Search This Blog

Friday, January 24, 2014

Mieczyslaw Weinberg, Kremerata Baltica, Gidon Kremer, Various Works, Tour

There seems little doubt about it, composer Mieczylaw Weinberg now has gotten the recognition that mostly eluded him during his lifetime (1919-1996). Though he was at times in fear for his life, fled his Nazi-occupied homeland when young and spent the rest of his life composing in the USSR, where his status as Jew and modernist sometimes ran him afoul with the Stalin regime, he continued undaunted, amassing an amazing output of works--22 symphonies alone.

And in his later years after Stalin's death he was given more freedom to compose without fear. Towards the end of it the recognition began gaining momentum. By now his music is being performed all over the world. Recordings are being made frequently. He is hailed as a 20th century marvel (which he is).

If there were any lingering doubts beforehand the new two-CD disk of his music by Gidon Kremer and Kremerata Baltica (ECM New Series 2368/69 4810669) should disperse them once and for all.

For here we have one of the major figures in Eastern European modernism (Kremer) and his celebrated organization in a sort of mini-retrospective of Weinberg chamber and orchestral works, a few selective milestones, available here in the States shortly, backed up with a US tour that begins at the end of the month.
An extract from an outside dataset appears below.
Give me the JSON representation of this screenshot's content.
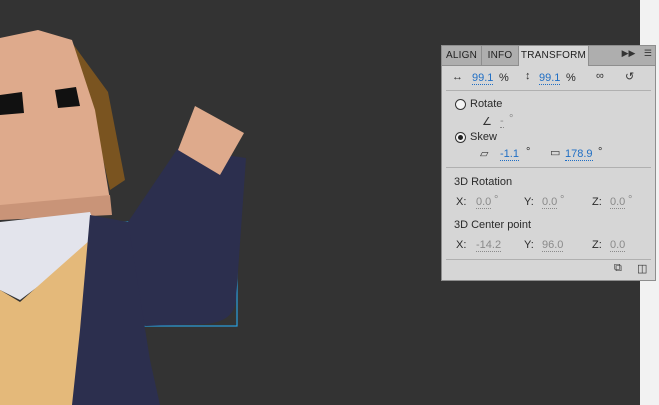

First, the set. I must say they have chosen well and given Weinberg some wonderful readings. The first disk is devoted to chamber works. Weinberg's "Sonata No. 3", op. 126 for unaccompanied violin has Kremer himself doing the honors and it is an intricate, advanced and moving work indeed. This is followed by no less entrancing music, the "String Trio", op. 48 and the "Sonatina" for violin and piano, op. 46. All are given their due in detailed and masterful, virtuoso interpretations.

The second disk concentrates on music for orchestral forces, specifically the "Concertino", op. 42 and Weinberg's 10th Symphony. Both are major works and give ample evidence that Weinberg was no doubt the equal of Shostakovich and Prokofiev, and at times may show their influence, but all-in-all Weinberg was after his own muse in the way he combined his Jewish heritage in a sort of folk quality with his own manner in the interweaving of classical Eastern tradition and modernism.

The staying power of his melodic invention and structural innovation can be heard everywhere in this program. And every work shows its own compositional brilliance. Weinberg deserves the recognition now coming to him. He belongs on the short list of Eastern European masters of the last century. This set belongs up there with the very best recordings of his music.

Kremer and the Kremerata Baltica will be celebrating the release with an extended US tour in the days to come. January 30th finds them at the 92Y Kaufmann Concert Hall, New York; February 2nd the Davies Symphony Hall in San Francisco; February 4th at Stude Concert Hall, Houston; February 6th at Hill Auditorium, Ann Arbor; February 7th at the Harris Theater in Chicago; and February 8th at Ordway Center for the Performing Arts, St. Paul. In each of these concerts they will play one or two Weinberg works as recorded in the album.

Weinberg has arrived at last.

No comments:

Post a Comment